It’s a promising premise. The metaphor is sketched out clearly; the dance competition is a marathon, so it’s about endurance, which is more important than technique. The rules are simple: keep moving and don’t let your knees hit the floor. If you don't know the steps, find your own.

A song that describes Ray’s depression with a list of things he isn’t doing is excellent; it captures the sense that, because it’s so hard for a sufferer to express their feelings, it’s easier to describe a series of negatives. But a later command that we should “believe us when we tell you” Ray is depressed doesn’t ring true. Theatre must show, not tell; the company must build empathy for Ray, and not rely on instruction, his pallid demeanour, or the rest of his band mocking him for being a “charisma-free zone”.

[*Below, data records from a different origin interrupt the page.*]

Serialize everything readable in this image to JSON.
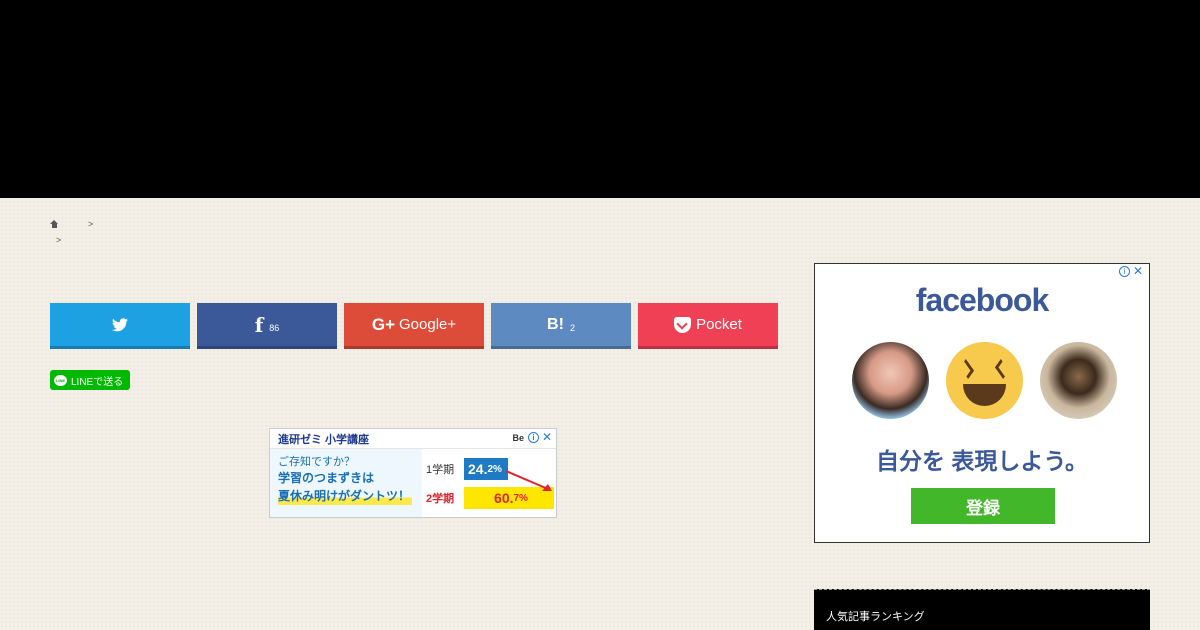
{
  "breadcrumb": {
    "sep1": ">",
    "sep2": ">"
  },
  "share": {
    "facebook_count": "86",
    "google_label": "Google+",
    "hatena_label": "B!",
    "hatena_count": "2",
    "pocket_label": "Pocket"
  },
  "line": {
    "label": "LINEで送る",
    "icon_text": "LINE"
  },
  "ad_banner": {
    "title": "進研ゼミ 小学講座",
    "brand": "Be",
    "question": "ご存知ですか？",
    "line1": "学習のつまずきは",
    "line2": "夏休み明けがダントツ！",
    "term1_label": "1学期",
    "term1_value": "24.",
    "term1_value_small": "2%",
    "term2_label": "2学期",
    "term2_value": "60.",
    "term2_value_small": "7%"
  },
  "fb_ad": {
    "logo": "facebook",
    "tagline": "自分を 表現しよう。",
    "button": "登録"
  },
  "ad_controls": {
    "info": "i",
    "close": "✕"
  },
  "sidebar": {
    "widget_title": "人気記事ランキング"
  },
  "colors": {
    "twitter": "#1ea1e2",
    "facebook": "#3b5998",
    "google": "#dd4b39",
    "hatena": "#5d8ac1",
    "pocket": "#ef4056",
    "line": "#00b900",
    "fb_register": "#42b72a"
  }
}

The different people Ray encounters on the dance floor neatly illustrate some of the attitudes faced by those with depression. Clyde doesn’t think he has it in him; Rosa doesn’t think he’s a winner; but Margot offers simple friendship and, in one of the more touching scenes, refuses to go away. But he can’t connect with Ida, who appears to be a fellow sufferer.

I liked Ray’s encounters with a man waiting outside the club for his portrait to be painted. Played by the charismatic Andrew Bleakley, this character introduces a surreal element, discoursing on neurotransmitters and dopamine – nicely illustrating how, even though we know that a lot of depression is down to chemical malfunctioning, it’s impossible to comprehend that when you’re suffering. He also brings the hope that is so necessary to survival.

There are niggles though, the most significant being in how the energy expended contrasts with the listlessness that is most people’s experience of depression. I think this is the crux of my discomfiture with the show; the music and dancing are fantastic and entertaining, but just at this point, the metaphor of a dance marathon seems stretched too far. When you're depressed, maintaining your bounce and rhythm seems impossible. While there's a level on which this extended metaphor makes sense, No Miracles Here doesn’t quite manage to pull it off. The programme lists Associate, Movement and Musical direction alongside the devising company; perhaps it needs a single vision to fulfil the show’s promise.